The history of the largest victory of the Soviet naval aviation will be revealed by the expedition of the Russian Geographical Society
The reconnaissance and diving team of Konstantin Bogdanov will go to honor the memory of the dead sailors and tell about the victories of Russian weapons in the Baltic. The first stage of the expedition “Voices of Lost Ships” with the support of the Russian Geographical Society and the Presidential Grants FundComrade will begin on May 6 and will last 10 days.
The expedition team “Voices of Lost Ships” in the new season will tell not only about the lost ships of the Tallinn breakthrough, but also about the victories of Soviet weapons. One of the goals of the expedition is to survey the German floating battery West.
– Sunk in 1943, West was one of the largest targets of the Soviet naval hydroaviation in the Baltic during the Great Patriotic War, – tells the leader of the expedition Konstantin Bogdanov. – One of our main tasks is to tell about this victory, describe the details of the event, establish the names of the pilots, take photos and videos of the floating battery to show the damage that led to its death. It will be interesting to show the results in 3D model format.

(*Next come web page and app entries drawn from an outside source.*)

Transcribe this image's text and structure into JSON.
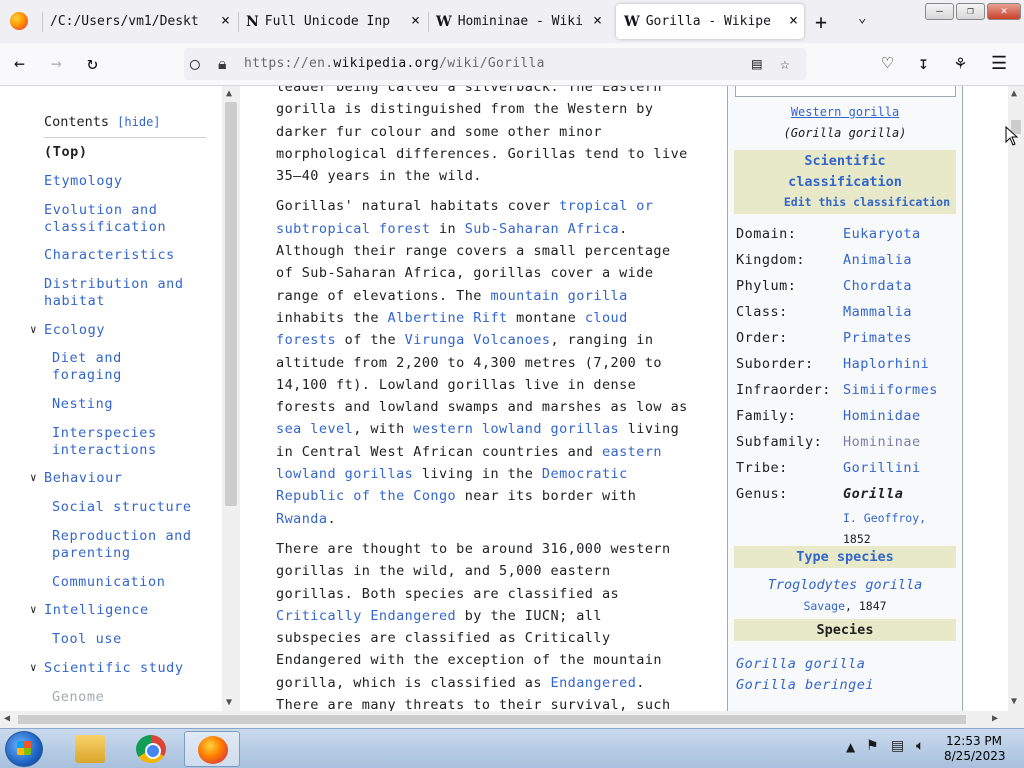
{
  "browser": {
    "tabs": [
      {
        "title": "/C:/Users/vm1/Deskt",
        "close": "×"
      },
      {
        "title": "Full Unicode Inp",
        "close": "×"
      },
      {
        "title": "Homininae - Wiki",
        "close": "×"
      },
      {
        "title": "Gorilla - Wikipe",
        "close": "×"
      }
    ],
    "new_tab": "+",
    "tab_list": "⌄",
    "window_controls": {
      "minimize": "—",
      "maximize": "❐",
      "close": "✕"
    },
    "url": {
      "prefix": "https://en.",
      "domain": "wikipedia.org",
      "path": "/wiki/Gorilla"
    },
    "icons": [
      "back-arrow-icon",
      "forward-arrow-icon",
      "reload-icon",
      "shield-icon",
      "lock-icon",
      "reader-view-icon",
      "bookmark-star-icon",
      "pocket-icon",
      "download-icon",
      "extensions-icon",
      "menu-icon"
    ]
  },
  "toc": {
    "title": "Contents",
    "hide": "[hide]",
    "items": [
      {
        "label": "(Top)"
      },
      {
        "label": "Etymology"
      },
      {
        "label": "Evolution and classification"
      },
      {
        "label": "Characteristics"
      },
      {
        "label": "Distribution and habitat"
      },
      {
        "label": "Ecology"
      },
      {
        "label": "Diet and foraging"
      },
      {
        "label": "Nesting"
      },
      {
        "label": "Interspecies interactions"
      },
      {
        "label": "Behaviour"
      },
      {
        "label": "Social structure"
      },
      {
        "label": "Reproduction and parenting"
      },
      {
        "label": "Communication"
      },
      {
        "label": "Intelligence"
      },
      {
        "label": "Tool use"
      },
      {
        "label": "Scientific study"
      },
      {
        "label": "Genome"
      }
    ]
  },
  "article": {
    "p1": {
      "t1": "leader being called a silverback. The Eastern gorilla is distinguished from the Western by darker fur colour and some other minor morphological differences. Gorillas tend to live 35–40 years in the wild."
    },
    "p2": {
      "t1": "Gorillas' natural habitats cover ",
      "l1": "tropical or subtropical forest",
      "t2": " in ",
      "l2": "Sub-Saharan Africa",
      "t3": ". Although their range covers a small percentage of Sub-Saharan Africa, gorillas cover a wide range of elevations. The ",
      "l3": "mountain gorilla",
      "t4": " inhabits the ",
      "l4": "Albertine Rift",
      "t5": " montane ",
      "l5": "cloud forests",
      "t6": " of the ",
      "l6": "Virunga Volcanoes",
      "t7": ", ranging in altitude from 2,200 to 4,300 metres (7,200 to 14,100 ft). Lowland gorillas live in dense forests and lowland swamps and marshes as low as ",
      "l7": "sea level",
      "t8": ", with ",
      "l8": "western lowland gorillas",
      "t9": " living in Central West African countries and ",
      "l9": "eastern lowland gorillas",
      "t10": " living in the ",
      "l10": "Democratic Republic of the Congo",
      "t11": " near its border with ",
      "l11": "Rwanda",
      "t12": "."
    },
    "p3": {
      "t1": "There are thought to be around 316,000 western gorillas in the wild, and 5,000 eastern gorillas. Both species are classified as ",
      "l1": "Critically Endangered",
      "t2": " by the IUCN; all subspecies are classified as Critically Endangered with the exception of the mountain gorilla, which is classified as ",
      "l2": "Endangered",
      "t3": ". There are many threats to their survival, such"
    }
  },
  "infobox": {
    "image_caption_link": "Western gorilla",
    "image_caption_sci": "(Gorilla gorilla)",
    "sci_class": "Scientific classification",
    "edit": "Edit this classification",
    "rows": [
      {
        "key": "Domain:",
        "val": "Eukaryota"
      },
      {
        "key": "Kingdom:",
        "val": "Animalia"
      },
      {
        "key": "Phylum:",
        "val": "Chordata"
      },
      {
        "key": "Class:",
        "val": "Mammalia"
      },
      {
        "key": "Order:",
        "val": "Primates"
      },
      {
        "key": "Suborder:",
        "val": "Haplorhini"
      },
      {
        "key": "Infraorder:",
        "val": "Simiiformes"
      },
      {
        "key": "Family:",
        "val": "Hominidae"
      },
      {
        "key": "Subfamily:",
        "val": "Homininae"
      },
      {
        "key": "Tribe:",
        "val": "Gorillini"
      },
      {
        "key": "Genus:",
        "val": "Gorilla"
      }
    ],
    "genus_author": "I. Geoffroy,",
    "genus_year": "1852",
    "type_species_title": "Type species",
    "type_species": "Troglodytes gorilla",
    "type_species_author": "Savage",
    "type_species_year": ", 1847",
    "species_title": "Species",
    "species": [
      "Gorilla gorilla",
      "Gorilla beringei"
    ]
  },
  "taskbar": {
    "time": "12:53 PM",
    "date": "8/25/2023",
    "apps": [
      "file-explorer-icon",
      "chrome-icon",
      "firefox-icon"
    ]
  }
}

Also in the May expedition, work will continue on creating photogrammetric models of the Burya patrol ship and the minesweeper Fugas.
We have a tradition continues Konstantin Bogdanov. “At all the objects we have discovered, we hold a ceremony to perpetuate the memory and install memorial plaques with a list of the crew. Last year, they installed the Burya on the patrol ship, but they did not have time on the Minesweeper. We plan to do it by May 9th.
The tradition of installing memorial plaques on ships that died during the war was born in the expedition “Bow to the ships of the Great Victory” in 2005, when the main area of exploration was concentrated in the Black Sea. At that time, diving was actively developing, and divers, when diving on a particular object, not knowing its history, often tried to take away some part of it as a keepsake.
— We began to install memorial plaques so that divers understand where they went down — explains Konstantin Bogdanov. – We found out how many people died on this ship during the war years – we list them all by name. Until now, divers are diving in the Black Sea, reading historical tablets, cleaning them of growths, and it can already be said with confidence that our mission has to some extent achieved its goal. People understand that they are visiting not just a sunken ship, but a military burial. We transferred this tradition to the Baltic. The most important thing for us is to preserve the memory of these people. When all the filming work is done, we go down and, like in a cemetery, we set up a kind of monument. For us, this has a symbolic meaning – a mass grave should be inscribed with who is buried in it.
The future plans of Konstantin Bogdanov’s Reconnaissance and Diving Team for the season include a survey of the Second Five-Year Plan transport, the last major participant in the Tallinn breakthrough in Russian territorial waters, as well as the Vyborg transport. The absolutely defenseless Vyborg was the only one that a Finnish submarine could sink at the beginning of the war.
The expedition members will create 3D models of the lost ships, identify damage and fill in a few more unknown pages in the history of the Great Patriotic War.